-- Task details --
Search the entries for the word "title". Copy every line that holds it.

***** Provided records *****

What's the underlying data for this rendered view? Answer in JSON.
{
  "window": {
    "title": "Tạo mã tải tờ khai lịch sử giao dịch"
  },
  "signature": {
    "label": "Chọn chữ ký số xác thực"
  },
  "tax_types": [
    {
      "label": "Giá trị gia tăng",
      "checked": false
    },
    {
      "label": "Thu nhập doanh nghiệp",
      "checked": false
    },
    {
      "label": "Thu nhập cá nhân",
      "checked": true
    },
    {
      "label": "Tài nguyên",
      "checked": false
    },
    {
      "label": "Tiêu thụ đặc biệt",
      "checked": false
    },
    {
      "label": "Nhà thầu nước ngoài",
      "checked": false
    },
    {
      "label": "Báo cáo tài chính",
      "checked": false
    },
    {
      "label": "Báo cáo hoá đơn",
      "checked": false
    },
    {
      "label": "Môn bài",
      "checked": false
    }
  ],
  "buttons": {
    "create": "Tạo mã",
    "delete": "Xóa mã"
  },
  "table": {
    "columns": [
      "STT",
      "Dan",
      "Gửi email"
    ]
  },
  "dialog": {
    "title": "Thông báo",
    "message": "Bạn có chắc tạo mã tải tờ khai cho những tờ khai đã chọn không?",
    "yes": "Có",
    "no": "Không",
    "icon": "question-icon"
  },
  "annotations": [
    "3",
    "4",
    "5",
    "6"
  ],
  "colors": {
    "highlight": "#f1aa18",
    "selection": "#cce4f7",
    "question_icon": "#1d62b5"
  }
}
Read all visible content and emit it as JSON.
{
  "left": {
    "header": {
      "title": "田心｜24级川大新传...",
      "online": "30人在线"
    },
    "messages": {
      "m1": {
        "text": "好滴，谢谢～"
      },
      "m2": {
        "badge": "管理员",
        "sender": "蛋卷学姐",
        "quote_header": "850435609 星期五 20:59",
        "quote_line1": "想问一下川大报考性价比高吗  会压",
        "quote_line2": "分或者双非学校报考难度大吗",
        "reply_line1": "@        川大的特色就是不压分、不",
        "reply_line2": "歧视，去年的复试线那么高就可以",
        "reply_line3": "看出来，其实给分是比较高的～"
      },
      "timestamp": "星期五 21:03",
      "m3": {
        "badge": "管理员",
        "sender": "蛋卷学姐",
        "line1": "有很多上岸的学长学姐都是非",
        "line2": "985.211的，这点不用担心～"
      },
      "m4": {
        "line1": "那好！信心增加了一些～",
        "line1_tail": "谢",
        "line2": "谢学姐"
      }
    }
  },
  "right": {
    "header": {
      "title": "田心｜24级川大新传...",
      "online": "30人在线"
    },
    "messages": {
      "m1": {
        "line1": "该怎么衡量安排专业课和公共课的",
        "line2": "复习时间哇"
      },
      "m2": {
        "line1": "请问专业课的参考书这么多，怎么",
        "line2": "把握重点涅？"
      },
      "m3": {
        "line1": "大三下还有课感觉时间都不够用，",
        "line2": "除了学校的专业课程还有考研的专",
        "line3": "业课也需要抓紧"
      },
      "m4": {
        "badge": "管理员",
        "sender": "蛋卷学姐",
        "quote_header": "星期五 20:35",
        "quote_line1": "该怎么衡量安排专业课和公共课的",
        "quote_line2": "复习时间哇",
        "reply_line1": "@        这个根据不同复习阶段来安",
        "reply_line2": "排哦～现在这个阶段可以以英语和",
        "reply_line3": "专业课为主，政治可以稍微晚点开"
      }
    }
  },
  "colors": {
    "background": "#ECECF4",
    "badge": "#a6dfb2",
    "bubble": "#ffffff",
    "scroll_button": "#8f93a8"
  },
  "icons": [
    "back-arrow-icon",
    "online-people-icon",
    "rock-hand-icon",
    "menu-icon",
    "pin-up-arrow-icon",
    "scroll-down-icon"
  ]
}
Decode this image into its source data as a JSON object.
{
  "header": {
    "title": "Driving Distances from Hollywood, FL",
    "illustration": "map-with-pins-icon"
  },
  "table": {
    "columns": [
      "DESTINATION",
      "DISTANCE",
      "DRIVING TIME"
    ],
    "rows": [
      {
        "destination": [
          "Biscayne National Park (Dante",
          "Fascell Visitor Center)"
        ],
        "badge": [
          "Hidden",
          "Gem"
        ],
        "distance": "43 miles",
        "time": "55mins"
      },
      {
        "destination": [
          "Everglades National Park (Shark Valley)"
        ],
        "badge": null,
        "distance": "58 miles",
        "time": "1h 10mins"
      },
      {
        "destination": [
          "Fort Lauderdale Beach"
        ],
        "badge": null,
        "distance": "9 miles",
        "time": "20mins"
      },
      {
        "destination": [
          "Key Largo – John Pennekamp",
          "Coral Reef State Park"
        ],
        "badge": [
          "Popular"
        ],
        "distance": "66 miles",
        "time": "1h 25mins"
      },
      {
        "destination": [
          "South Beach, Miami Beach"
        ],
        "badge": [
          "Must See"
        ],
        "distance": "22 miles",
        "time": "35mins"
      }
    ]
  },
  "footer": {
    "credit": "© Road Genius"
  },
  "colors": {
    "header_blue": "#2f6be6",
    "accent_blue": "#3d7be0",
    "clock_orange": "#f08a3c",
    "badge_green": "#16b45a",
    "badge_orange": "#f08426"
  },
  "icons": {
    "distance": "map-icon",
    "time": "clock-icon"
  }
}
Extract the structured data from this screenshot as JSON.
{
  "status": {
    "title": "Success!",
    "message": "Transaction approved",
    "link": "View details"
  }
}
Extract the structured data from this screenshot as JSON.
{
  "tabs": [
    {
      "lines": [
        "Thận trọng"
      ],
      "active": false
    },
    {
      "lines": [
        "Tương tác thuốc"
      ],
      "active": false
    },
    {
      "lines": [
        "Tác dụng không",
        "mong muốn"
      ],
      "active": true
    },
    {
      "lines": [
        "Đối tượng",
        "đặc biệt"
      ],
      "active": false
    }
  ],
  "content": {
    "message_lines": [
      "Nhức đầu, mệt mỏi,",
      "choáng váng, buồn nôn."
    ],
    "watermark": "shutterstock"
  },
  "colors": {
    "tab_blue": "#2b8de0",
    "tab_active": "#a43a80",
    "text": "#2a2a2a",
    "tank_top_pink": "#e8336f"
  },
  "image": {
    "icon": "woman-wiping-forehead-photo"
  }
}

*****

-- Task solution --
    "title": "Tạo mã tải tờ khai lịch sử giao dịch"
    "title": "Thông báo",
      "title": "田心｜24级川大新传...",
      "title": "田心｜24级川大新传...",
    "title": "Driving Distances from Hollywood, FL",
    "title": "Success!",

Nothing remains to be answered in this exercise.